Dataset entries
+--

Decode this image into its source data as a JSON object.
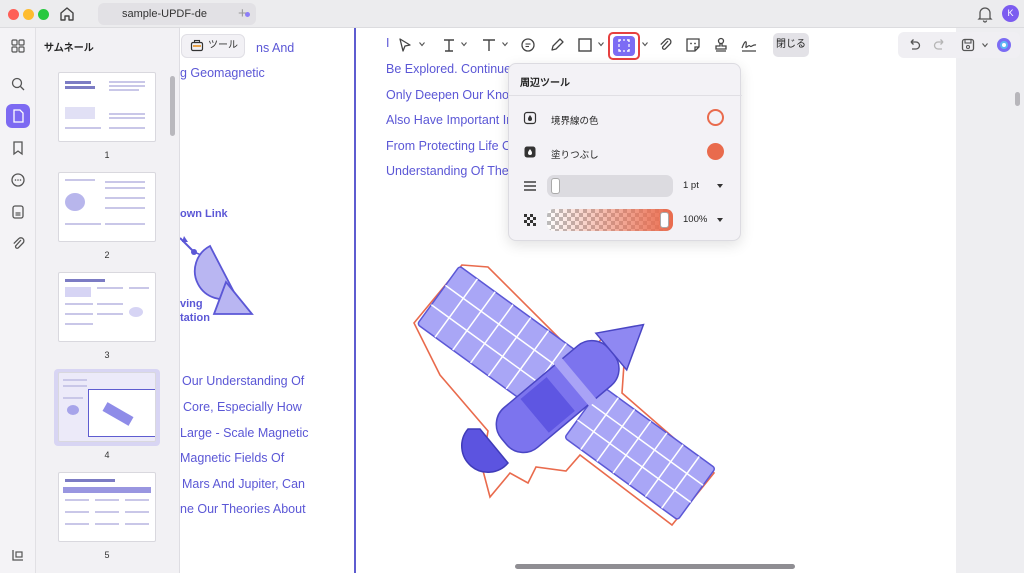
{
  "window": {
    "tab_title": "sample-UPDF-de",
    "avatar_letter": "K"
  },
  "sidebar": {
    "panel_title": "サムネール",
    "thumbnails": [
      {
        "page": "1"
      },
      {
        "page": "2"
      },
      {
        "page": "3"
      },
      {
        "page": "4",
        "selected": true
      },
      {
        "page": "5"
      }
    ]
  },
  "tool_pill": {
    "label": "ツール"
  },
  "toolbar": {
    "close_label": "閉じる",
    "active_tool": "area-shape-tool"
  },
  "popup": {
    "title": "周辺ツール",
    "border_color_label": "境界線の色",
    "fill_label": "塗りつぶし",
    "border_color": "#e96b4d",
    "fill_color": "#e96b4d",
    "thickness_value": "1 pt",
    "opacity_value": "100%"
  },
  "document": {
    "left_column": [
      "ns And",
      "g Geomagnetic",
      "own Link",
      "ving",
      "tation",
      "Our Understanding Of",
      "Core, Especially How",
      "Large - Scale Magnetic",
      "Magnetic Fields Of",
      "Mars And Jupiter, Can",
      "ne Our Theories About"
    ],
    "right_column": [
      "Be Explored. Continued",
      "Only Deepen Our Know",
      "Also Have Important Im",
      "From Protecting Life O",
      "Understanding Of The"
    ]
  },
  "colors": {
    "accent": "#7d6af2",
    "doc_text": "#5b57d6",
    "annotation": "#e96b4d"
  }
}
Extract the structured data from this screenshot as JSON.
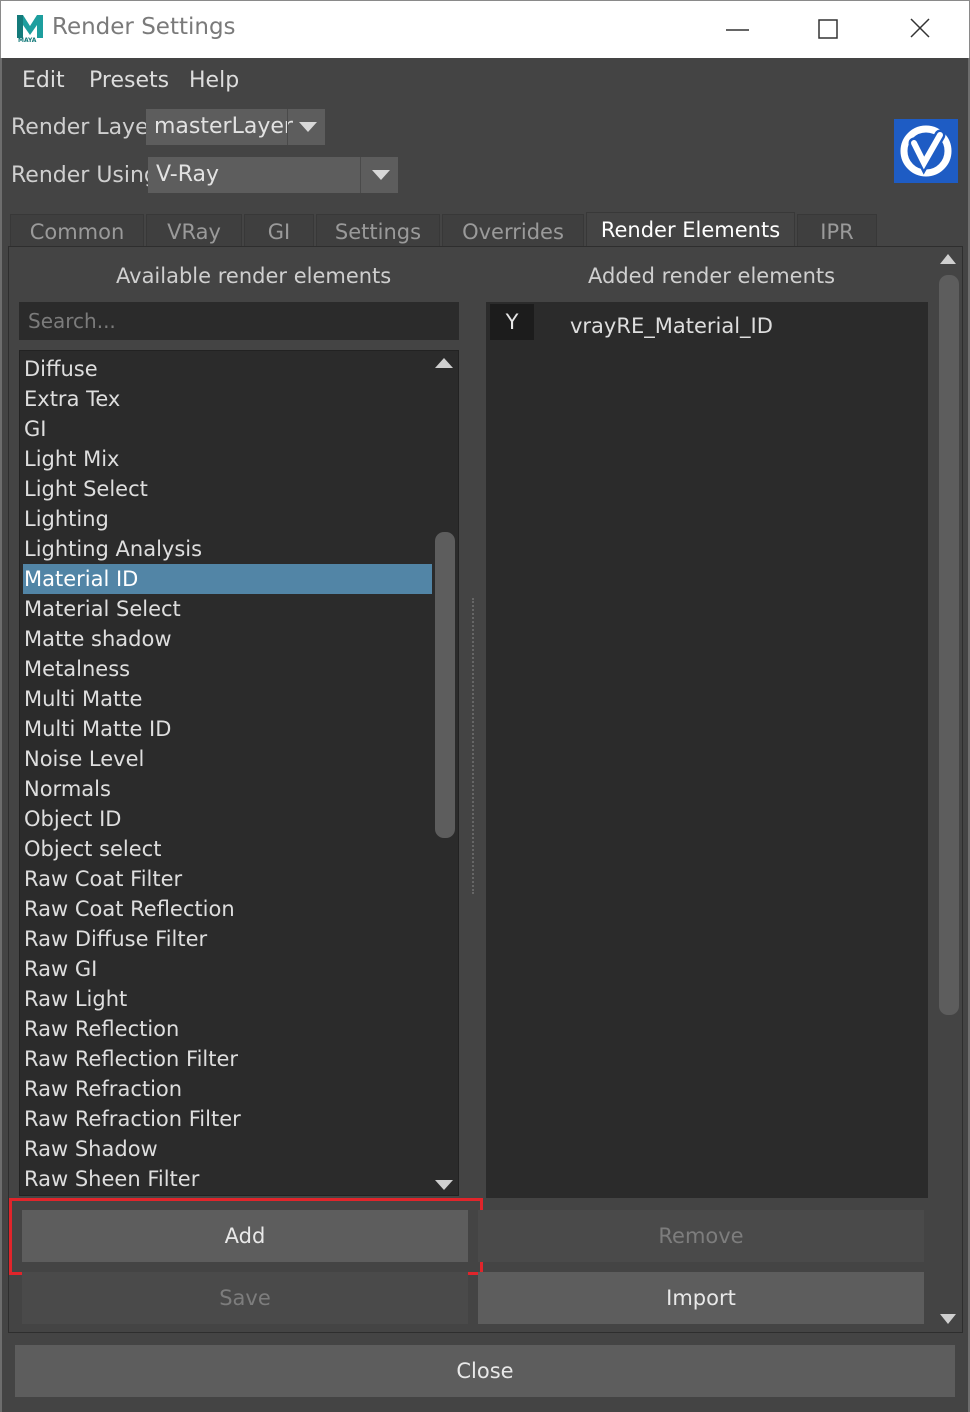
{
  "window": {
    "title": "Render Settings",
    "app_logo_letter": "M",
    "app_logo_sub": "MAYA",
    "app_logo_color": "#1d9e9e"
  },
  "menu": [
    "Edit",
    "Presets",
    "Help"
  ],
  "render_layer": {
    "label": "Render Layer",
    "value": "masterLayer"
  },
  "render_using": {
    "label": "Render Using",
    "value": "V-Ray"
  },
  "vray_badge_color": "#1e5cc4",
  "tabs": [
    {
      "label": "Common",
      "active": false
    },
    {
      "label": "VRay",
      "active": false
    },
    {
      "label": "GI",
      "active": false
    },
    {
      "label": "Settings",
      "active": false
    },
    {
      "label": "Overrides",
      "active": false
    },
    {
      "label": "Render Elements",
      "active": true
    },
    {
      "label": "IPR",
      "active": false
    }
  ],
  "available": {
    "heading": "Available render elements",
    "search_placeholder": "Search...",
    "selected": "Material ID",
    "items": [
      "Diffuse",
      "Extra Tex",
      "GI",
      "Light Mix",
      "Light Select",
      "Lighting",
      "Lighting Analysis",
      "Material ID",
      "Material Select",
      "Matte shadow",
      "Metalness",
      "Multi Matte",
      "Multi Matte ID",
      "Noise Level",
      "Normals",
      "Object ID",
      "Object select",
      "Raw Coat Filter",
      "Raw Coat Reflection",
      "Raw Diffuse Filter",
      "Raw GI",
      "Raw Light",
      "Raw Reflection",
      "Raw Reflection Filter",
      "Raw Refraction",
      "Raw Refraction Filter",
      "Raw Shadow",
      "Raw Sheen Filter"
    ]
  },
  "added": {
    "heading": "Added render elements",
    "items": [
      {
        "flag": "Y",
        "name": "vrayRE_Material_ID"
      }
    ]
  },
  "buttons": {
    "add": "Add",
    "remove": "Remove",
    "save": "Save",
    "import": "Import",
    "close": "Close"
  },
  "colors": {
    "selection": "#5285a6",
    "highlight_box": "#e0252b"
  }
}
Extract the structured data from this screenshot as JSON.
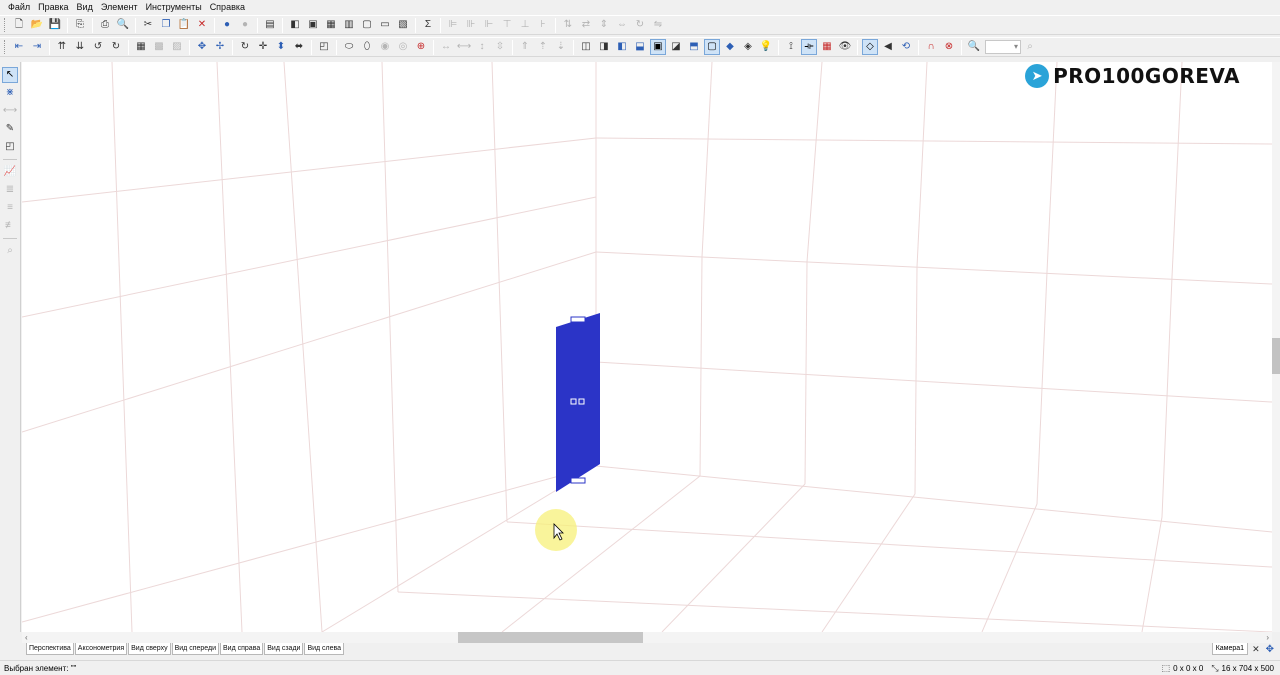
{
  "menu": [
    "Файл",
    "Правка",
    "Вид",
    "Элемент",
    "Инструменты",
    "Справка"
  ],
  "toolbar1": [
    {
      "icon": "new-file-icon",
      "g": "🗋",
      "cls": "dark"
    },
    {
      "icon": "open-folder-icon",
      "g": "📂",
      "cls": ""
    },
    {
      "icon": "save-icon",
      "g": "💾",
      "cls": "blue"
    },
    {
      "sep": true
    },
    {
      "icon": "export-icon",
      "g": "⎘",
      "cls": "dark"
    },
    {
      "sep": true
    },
    {
      "icon": "print-icon",
      "g": "⎙",
      "cls": "dark"
    },
    {
      "icon": "print-preview-icon",
      "g": "🔍",
      "cls": "dark"
    },
    {
      "sep": true
    },
    {
      "icon": "cut-icon",
      "g": "✂",
      "cls": "dark"
    },
    {
      "icon": "copy-icon",
      "g": "❐",
      "cls": "blue"
    },
    {
      "icon": "paste-icon",
      "g": "📋",
      "cls": "dis"
    },
    {
      "icon": "delete-icon",
      "g": "✕",
      "cls": "red"
    },
    {
      "sep": true
    },
    {
      "icon": "globe-icon",
      "g": "●",
      "cls": "blue"
    },
    {
      "icon": "materials-icon",
      "g": "●",
      "cls": "dis"
    },
    {
      "sep": true
    },
    {
      "icon": "properties-icon",
      "g": "▤",
      "cls": "dark"
    },
    {
      "sep": true
    },
    {
      "icon": "view-panel-icon",
      "g": "◧",
      "cls": "dark"
    },
    {
      "icon": "cabinet-icon",
      "g": "▣",
      "cls": "dark"
    },
    {
      "icon": "drawer-icon",
      "g": "▦",
      "cls": "dark"
    },
    {
      "icon": "panel-icon",
      "g": "▥",
      "cls": "dark"
    },
    {
      "icon": "door-icon",
      "g": "▢",
      "cls": "dark"
    },
    {
      "icon": "shelf-icon",
      "g": "▭",
      "cls": "dark"
    },
    {
      "icon": "group-icon",
      "g": "▧",
      "cls": "dark"
    },
    {
      "sep": true
    },
    {
      "icon": "sum-icon",
      "g": "Σ",
      "cls": "dark"
    },
    {
      "sep": true
    },
    {
      "icon": "align-left-icon",
      "g": "⊫",
      "cls": "dis"
    },
    {
      "icon": "align-center-icon",
      "g": "⊪",
      "cls": "dis"
    },
    {
      "icon": "align-right-icon",
      "g": "⊩",
      "cls": "dis"
    },
    {
      "icon": "align-top-icon",
      "g": "⊤",
      "cls": "dis"
    },
    {
      "icon": "align-middle-icon",
      "g": "⊥",
      "cls": "dis"
    },
    {
      "icon": "align-bottom-icon",
      "g": "⊦",
      "cls": "dis"
    },
    {
      "sep": true
    },
    {
      "icon": "distribute-icon",
      "g": "⇅",
      "cls": "dis"
    },
    {
      "icon": "distribute-h-icon",
      "g": "⇄",
      "cls": "dis"
    },
    {
      "icon": "size-icon",
      "g": "⇕",
      "cls": "dis"
    },
    {
      "icon": "size-h-icon",
      "g": "⇔",
      "cls": "dis"
    },
    {
      "icon": "rotate-icon",
      "g": "↻",
      "cls": "dis"
    },
    {
      "icon": "mirror-icon",
      "g": "⇋",
      "cls": "dis"
    }
  ],
  "toolbar2": [
    {
      "icon": "move-left-icon",
      "g": "⇤",
      "cls": "blue"
    },
    {
      "icon": "move-right-icon",
      "g": "⇥",
      "cls": "blue"
    },
    {
      "sep": true
    },
    {
      "icon": "lift-icon",
      "g": "⇈",
      "cls": "dark"
    },
    {
      "icon": "lower-icon",
      "g": "⇊",
      "cls": "dark"
    },
    {
      "icon": "rotate-left-icon",
      "g": "↺",
      "cls": "dark"
    },
    {
      "icon": "rotate-right-icon",
      "g": "↻",
      "cls": "dark"
    },
    {
      "sep": true
    },
    {
      "icon": "grid-icon",
      "g": "▦",
      "cls": "dark"
    },
    {
      "icon": "snap-grid-icon",
      "g": "▩",
      "cls": "dis"
    },
    {
      "icon": "snap-object-icon",
      "g": "▨",
      "cls": "dis"
    },
    {
      "sep": true
    },
    {
      "icon": "pivot-icon",
      "g": "✥",
      "cls": "blue"
    },
    {
      "icon": "pivot-point-icon",
      "g": "✢",
      "cls": "blue"
    },
    {
      "sep": true
    },
    {
      "icon": "rotate-tool-icon",
      "g": "↻",
      "cls": "dark"
    },
    {
      "icon": "move-tool-icon",
      "g": "✛",
      "cls": "dark"
    },
    {
      "icon": "scale-tool-icon",
      "g": "⬍",
      "cls": "blue"
    },
    {
      "icon": "stretch-tool-icon",
      "g": "⬌",
      "cls": "dark"
    },
    {
      "sep": true
    },
    {
      "icon": "contour-icon",
      "g": "◰",
      "cls": "dark"
    },
    {
      "sep": true
    },
    {
      "icon": "ellipse-icon",
      "g": "⬭",
      "cls": "dark"
    },
    {
      "icon": "ellipse2-icon",
      "g": "⬯",
      "cls": "dark"
    },
    {
      "icon": "show-icon",
      "g": "◉",
      "cls": "dis"
    },
    {
      "icon": "hide-icon",
      "g": "◎",
      "cls": "dis"
    },
    {
      "icon": "target-icon",
      "g": "⊕",
      "cls": "red"
    },
    {
      "sep": true
    },
    {
      "icon": "dim-h-icon",
      "g": "↔",
      "cls": "dis"
    },
    {
      "icon": "dim-h2-icon",
      "g": "⟷",
      "cls": "dis"
    },
    {
      "icon": "dim-v-icon",
      "g": "↕",
      "cls": "dis"
    },
    {
      "icon": "dim-v2-icon",
      "g": "⇳",
      "cls": "dis"
    },
    {
      "sep": true
    },
    {
      "icon": "arrow-up-icon",
      "g": "⇑",
      "cls": "dis"
    },
    {
      "icon": "arrow-up2-icon",
      "g": "⇡",
      "cls": "dis"
    },
    {
      "icon": "arrow-down-icon",
      "g": "⇣",
      "cls": "dis"
    },
    {
      "sep": true
    },
    {
      "icon": "view-front-icon",
      "g": "◫",
      "cls": "dark"
    },
    {
      "icon": "view-left-icon",
      "g": "◨",
      "cls": "dark"
    },
    {
      "icon": "view-right-icon",
      "g": "◧",
      "cls": "blue"
    },
    {
      "icon": "view-top-icon",
      "g": "⬓",
      "cls": "blue"
    },
    {
      "icon": "view-box-icon",
      "g": "▣",
      "cls": "on"
    },
    {
      "icon": "view-back-icon",
      "g": "◪",
      "cls": "dark"
    },
    {
      "icon": "view-iso-icon",
      "g": "⬒",
      "cls": "blue"
    },
    {
      "icon": "wire-icon",
      "g": "▢",
      "cls": "on"
    },
    {
      "icon": "shaded-icon",
      "g": "◆",
      "cls": "blue"
    },
    {
      "icon": "textured-icon",
      "g": "◈",
      "cls": "dark"
    },
    {
      "icon": "light-icon",
      "g": "💡",
      "cls": "dark"
    },
    {
      "sep": true
    },
    {
      "icon": "measure-icon",
      "g": "⟟",
      "cls": "dark"
    },
    {
      "icon": "dimensions-icon",
      "g": "⟛",
      "cls": "on"
    },
    {
      "icon": "table-grid-icon",
      "g": "▦",
      "cls": "red"
    },
    {
      "icon": "eye-icon",
      "g": "👁",
      "cls": "dark"
    },
    {
      "sep": true
    },
    {
      "icon": "select-diamond-icon",
      "g": "◇",
      "cls": "on"
    },
    {
      "icon": "speaker-icon",
      "g": "◀",
      "cls": "dark"
    },
    {
      "icon": "reset-view-icon",
      "g": "⟲",
      "cls": "blue"
    },
    {
      "sep": true
    },
    {
      "icon": "magnet-icon",
      "g": "∩",
      "cls": "red"
    },
    {
      "icon": "render-icon",
      "g": "⊗",
      "cls": "red"
    },
    {
      "sep": true
    },
    {
      "icon": "zoom-icon",
      "g": "🔍",
      "cls": "dis"
    },
    {
      "combo": true
    },
    {
      "icon": "zoom-fit-icon",
      "g": "⌕",
      "cls": "dis"
    }
  ],
  "vtoolbar": [
    {
      "icon": "select-arrow-icon",
      "g": "↖",
      "cls": "on"
    },
    {
      "icon": "multi-select-icon",
      "g": "⋇",
      "cls": "blue"
    },
    {
      "icon": "edit-dim-icon",
      "g": "⟷",
      "cls": "dis"
    },
    {
      "icon": "eyedropper-icon",
      "g": "✎",
      "cls": "dark"
    },
    {
      "icon": "contour-edit-icon",
      "g": "◰",
      "cls": "dark"
    },
    {
      "vsep": true
    },
    {
      "icon": "chart-icon",
      "g": "📈",
      "cls": "blue"
    },
    {
      "icon": "layer-icon",
      "g": "≣",
      "cls": "dis"
    },
    {
      "icon": "layer2-icon",
      "g": "≡",
      "cls": "dis"
    },
    {
      "icon": "layer3-icon",
      "g": "≢",
      "cls": "dis"
    },
    {
      "vsep": true
    },
    {
      "icon": "zoom-region-icon",
      "g": "⌕",
      "cls": "dis"
    }
  ],
  "logo_text": "PRO100GOREVA",
  "tabs": [
    "Перспектива",
    "Аксонометрия",
    "Вид сверху",
    "Вид спереди",
    "Вид справа",
    "Вид сзади",
    "Вид слева"
  ],
  "camera_tab": "Камера1",
  "status": {
    "selected": "Выбран элемент: \"\"",
    "pos": "0 x 0 x 0",
    "size": "16 x 704 x 500"
  },
  "colors": {
    "panel": "#2b34c7",
    "grid": "#e6cccc"
  }
}
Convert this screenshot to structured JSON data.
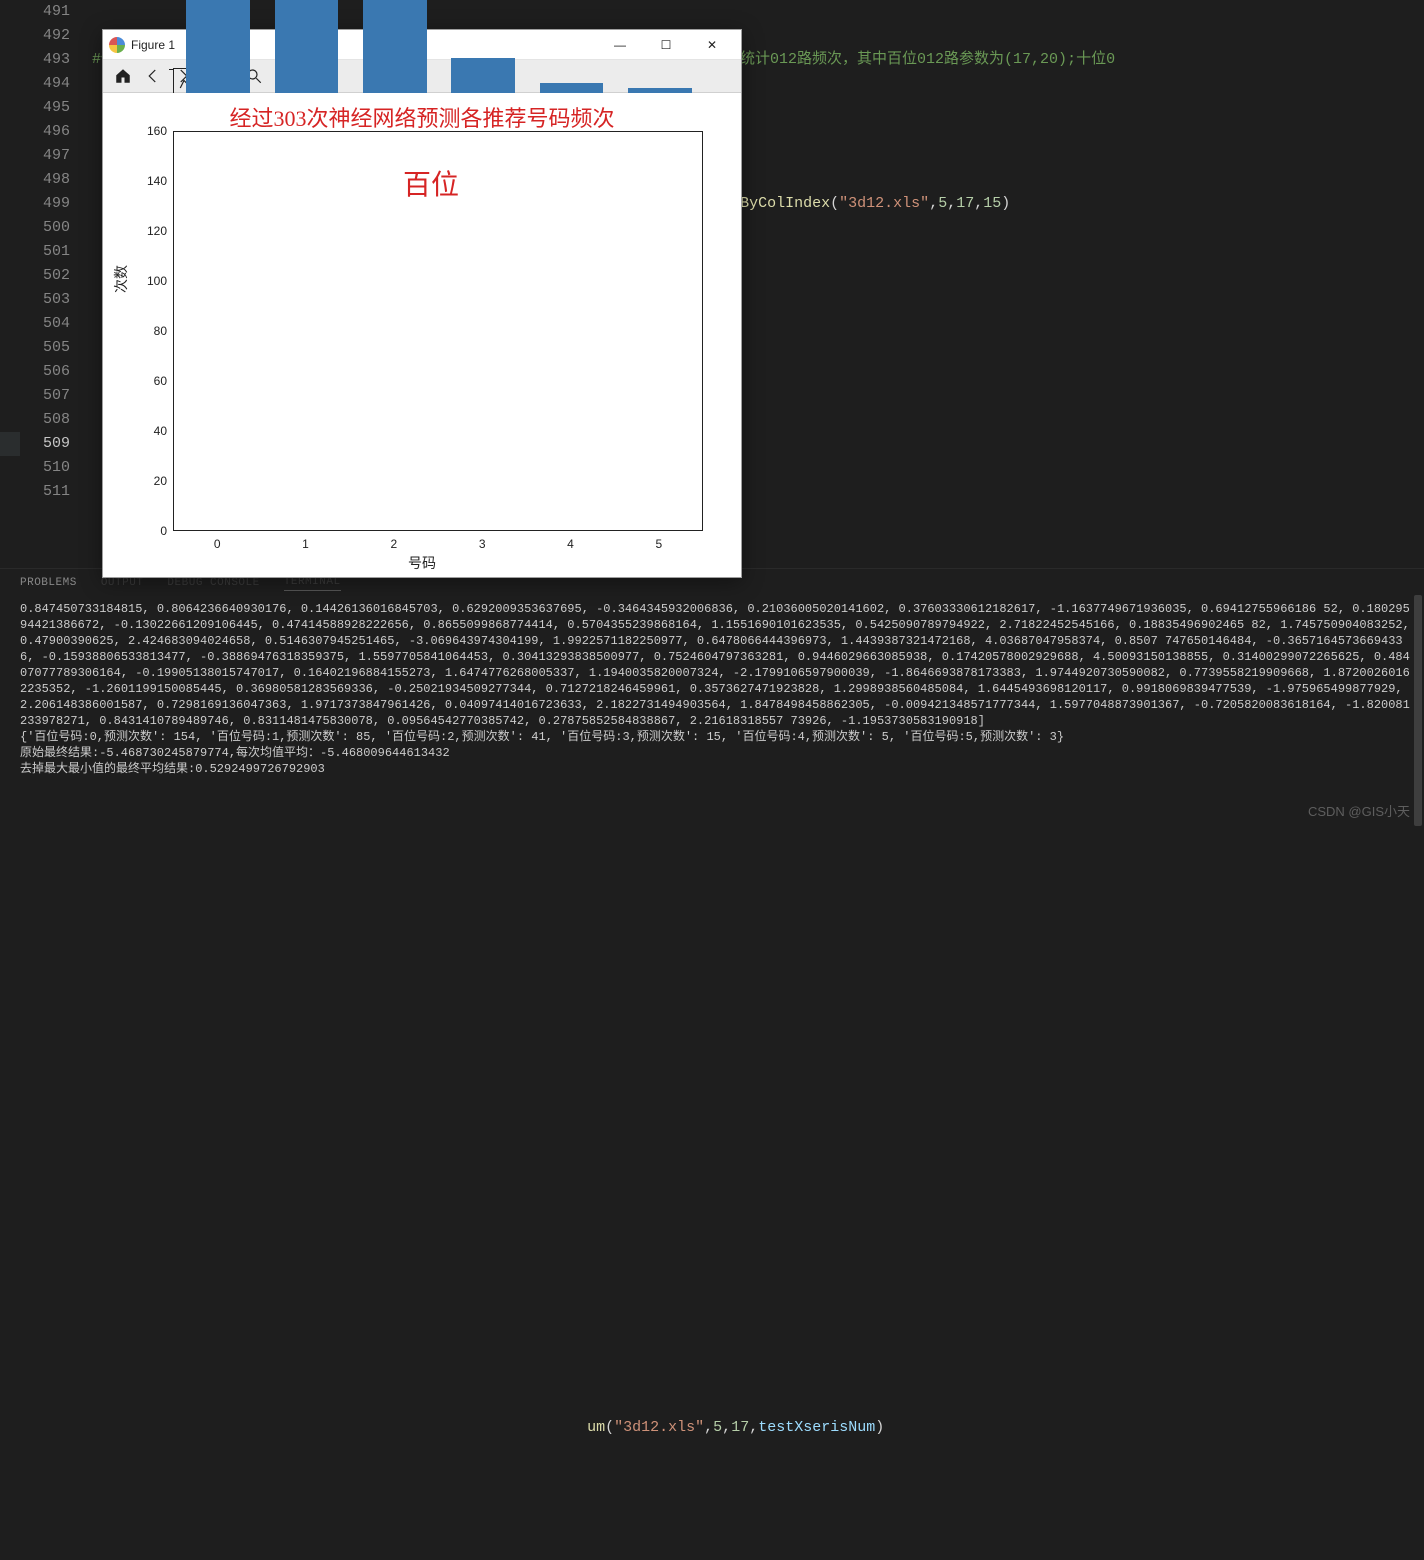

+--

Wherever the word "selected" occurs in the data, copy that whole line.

        "selected": true
    "selected": "Material ID",
    "selected": "Выбран элемент: \"\"",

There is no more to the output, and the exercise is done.